“With this being a virtual walk,” she continues, “we are being creative in reaching the goal. I have gone on two 6 k hikes and continue to walk 3 k on a daily basis. I also plan on joining my mom on her morning walks in Kildonan Park. I have been doing regular hikes as well as walking with my mother and Cindy.”
Dahle reports that Sister Act’s fundraising goal this year is lower than it has been in the past due to the coronavirus effect. “In the past, my fundraising goal was $1000.00,” she says. “This year, I only reached out once to my former donors, as everyone’s circumstances are different, and with the ongoing pandemic, didn’t want to offend or upset anyone. “
Dahle notes that donations are still accepted at .
Annual Kick Butt fundraiser also going virtual
As with the Challenge for Life and every other former group event, Kick Butt, the annual fundraiser which aims to raise awareness of colorectal cancer, has also gone the virtual route.
Sid Chapnick, Kick Butt’s founder, is once again taking charge of organizing the event – now in its 13th year.
Chapnick notes that colorectal cancer is one of the three most commonly diagnosed cancers among both men and women. He points out that all funds raised stay in Manitoba to support colorectal cancer research, genetic research for Lynch Syndrome, as well as to raise awareness and advocate for the needs of people who have colorectal cancer.
Participants are urged to wear boxer shorts, pajamas or bathing suits, with prizes for the best Butt Cover.
Since 2016, Denny’s Restaurants has been the main sponsor. Chapnick reports that this year, Denny’s is contributing a lump sum rather than a portion of proceeds from restaurant operations.
The event this year is scheduled for Saturday, September 12. In the past, the 3-5km walk has been held at Kildonan Park. Due to Covid, this year participants can walk anywhere.

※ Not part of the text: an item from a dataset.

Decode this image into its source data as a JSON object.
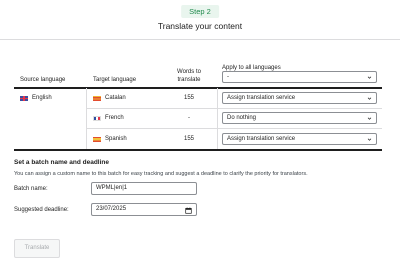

Readers can sign on to the Cancercare Manitoba Foundation website to register for the event: www.cancercarefdn.mb.ca